Even so, Orthodox churches "have not integrated themselves fully" into the life of the WCC because of Council practices and methods that were not compatible with Orthodox tradition. "Unless the Assembly takes this present situation seriously," Aram said, "I fear that the Orthodox participation will steadily dwindle."
Aram's analysis of Orthodox-WCC relationships was part of his comments on the Council's Common Understanding and Vision planning document (CUV), which has led to proposed constitutional amendments that will come before the delegates at this meeting. In the next decade and the next millennium, the Moderator said, the Council will find itself facing new social and political realities. "We have all become neighbours in a "global village', black and white, rich and poor, Christian, Muslim, Buddhist, followers of other faiths or atheist. Torn by our differences and tensions, we do not yet know how to live together in a world in which we are bound to live together in one community."
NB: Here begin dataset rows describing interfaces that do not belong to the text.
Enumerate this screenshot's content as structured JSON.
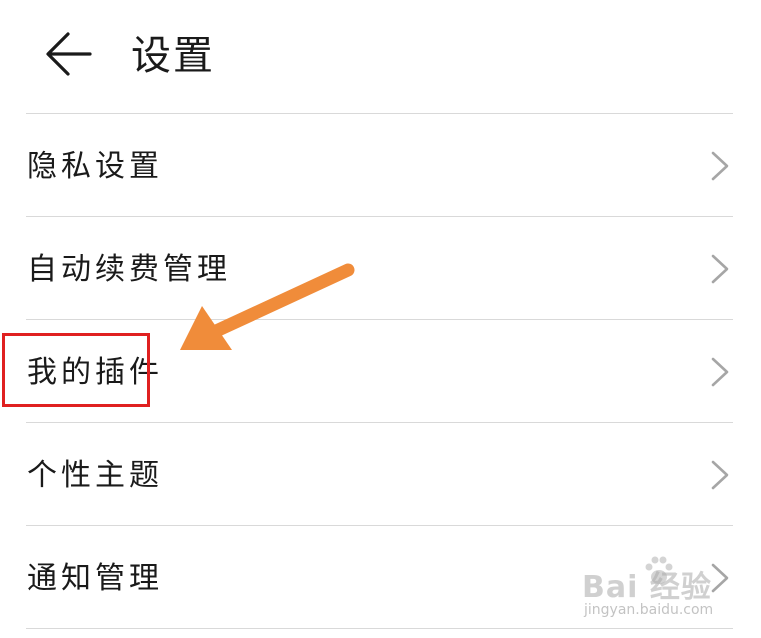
{
  "header": {
    "back_icon": "arrow-left-icon",
    "title": "设置"
  },
  "settings": {
    "items": [
      {
        "label": "隐私设置",
        "icon": "chevron-right-icon"
      },
      {
        "label": "自动续费管理",
        "icon": "chevron-right-icon"
      },
      {
        "label": "我的插件",
        "icon": "chevron-right-icon"
      },
      {
        "label": "个性主题",
        "icon": "chevron-right-icon"
      },
      {
        "label": "通知管理",
        "icon": "chevron-right-icon"
      }
    ]
  },
  "annotation": {
    "highlight_color": "#e02020",
    "arrow_color": "#f08c3a"
  },
  "watermark": {
    "brand": "Bai  经验",
    "site": "jingyan.baidu.com"
  },
  "colors": {
    "text": "#1a1a1a",
    "divider": "#d9d9d9",
    "chevron": "#a6a6a6"
  }
}
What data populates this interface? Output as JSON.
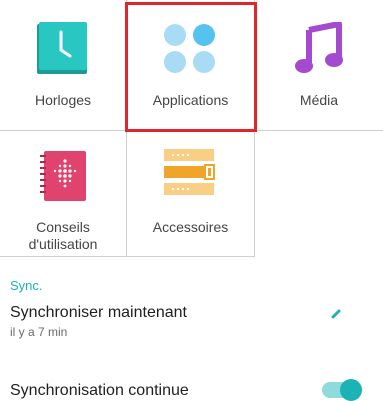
{
  "tiles": {
    "clocks": {
      "label": "Horloges",
      "icon": "clock-icon"
    },
    "apps": {
      "label": "Applications",
      "icon": "apps-grid-icon"
    },
    "media": {
      "label": "Média",
      "icon": "music-note-icon"
    },
    "tips": {
      "label_line1": "Conseils",
      "label_line2": "d'utilisation",
      "icon": "notebook-icon"
    },
    "accessories": {
      "label": "Accessoires",
      "icon": "band-icon"
    }
  },
  "sync": {
    "section_title": "Sync.",
    "sync_now_title": "Synchroniser maintenant",
    "sync_now_sub": "il y a 7 min",
    "continuous_title": "Synchronisation continue",
    "continuous_toggle": "on"
  },
  "colors": {
    "accent": "#1bb3b3",
    "highlight": "#e0262d",
    "clock": "#27c7c1",
    "apps": "#7dc9f0",
    "media": "#a44ad1",
    "tips": "#e0436e",
    "accessories": "#f6b13f"
  }
}
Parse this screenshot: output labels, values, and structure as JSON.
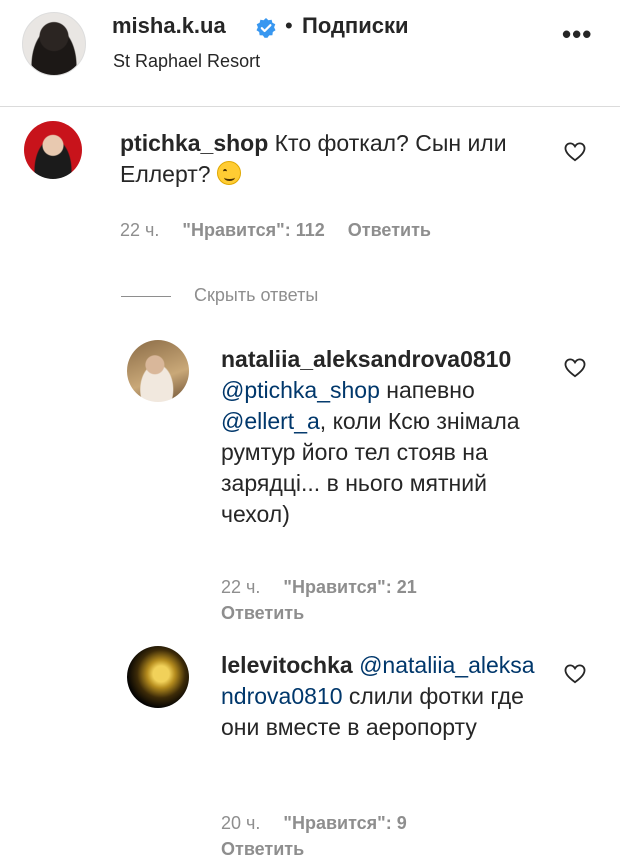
{
  "header": {
    "username": "misha.k.ua",
    "separator": "•",
    "follow_label": "Подписки",
    "location": "St Raphael Resort",
    "more_label": "•••"
  },
  "comments": [
    {
      "username": "ptichka_shop",
      "text": " Кто фоткал? Сын или Еллерт?",
      "time": "22 ч.",
      "likes": "\"Нравится\": 112",
      "reply_label": "Ответить"
    },
    {
      "username": "nataliia_aleksandrova0810",
      "mention1": "@ptichka_shop",
      "text1": " напевно ",
      "mention2": "@ellert_a",
      "text2": ", коли Ксю знімала румтур його тел стояв на зарядці... в нього мятний чехол)",
      "time": "22 ч.",
      "likes": "\"Нравится\": 21",
      "reply_label": "Ответить"
    },
    {
      "username": "lelevitochka",
      "mention": "@nataliia_aleksandrova0810",
      "text": " слили фотки где они вместе в аеропорту",
      "time": "20 ч.",
      "likes": "\"Нравится\": 9",
      "reply_label": "Ответить"
    }
  ],
  "hide_replies_label": "Скрыть ответы",
  "icons": {
    "verified": "verified-badge-icon",
    "heart": "heart-outline-icon",
    "emoji": "smirk-emoji-icon"
  },
  "colors": {
    "verified_blue": "#3897f0",
    "mention": "#00376b",
    "secondary_text": "#8e8e8e"
  }
}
Referring to the Assembly theme "Turn to God - Rejoice in Hope", he said: "Turning to God implies turning to our neighbor in active love, justice and reconciliation. "On December 13th, during the 50th anniversary celebration of the WCC, we will be invited to reaffirm our commitment by saying, "We intend to stay together'."
Because of time restraints, Aram did not read aloud a large portion of his printed address, reporting on important WCC achievements in faith and order, Christian education, mission and healing ministries. He cited the Ecumenical Decade of the Churches in Solidarity with Women, the integration of youth into the WCC, programmes to improve ecology and the Programme to Overcome Violence.
Four thousand international representatives and visitors are meeting in Harare for the two-week Assembly, which meets every seven years to set policy goals for the WCC and to provide a multi-cultural celebration of the Christian faith.
Contact: John Newbury, WCC Press & Information Officer
The World Council of Churches is a fellowship of churches, now 332, in more than 100 countries in all continents from virtually all Christian traditions. The Roman Catholic Church is not a member church but works cooperatively with the WCC. The highest governing body is the Assembly, which meets approximately every seven years. The WCC was formally inaugurated in 1948 in Amsterdam, Netherlands. Its staff is headed by general secretary Konrad Raiser from the Evangelical Church in Germany.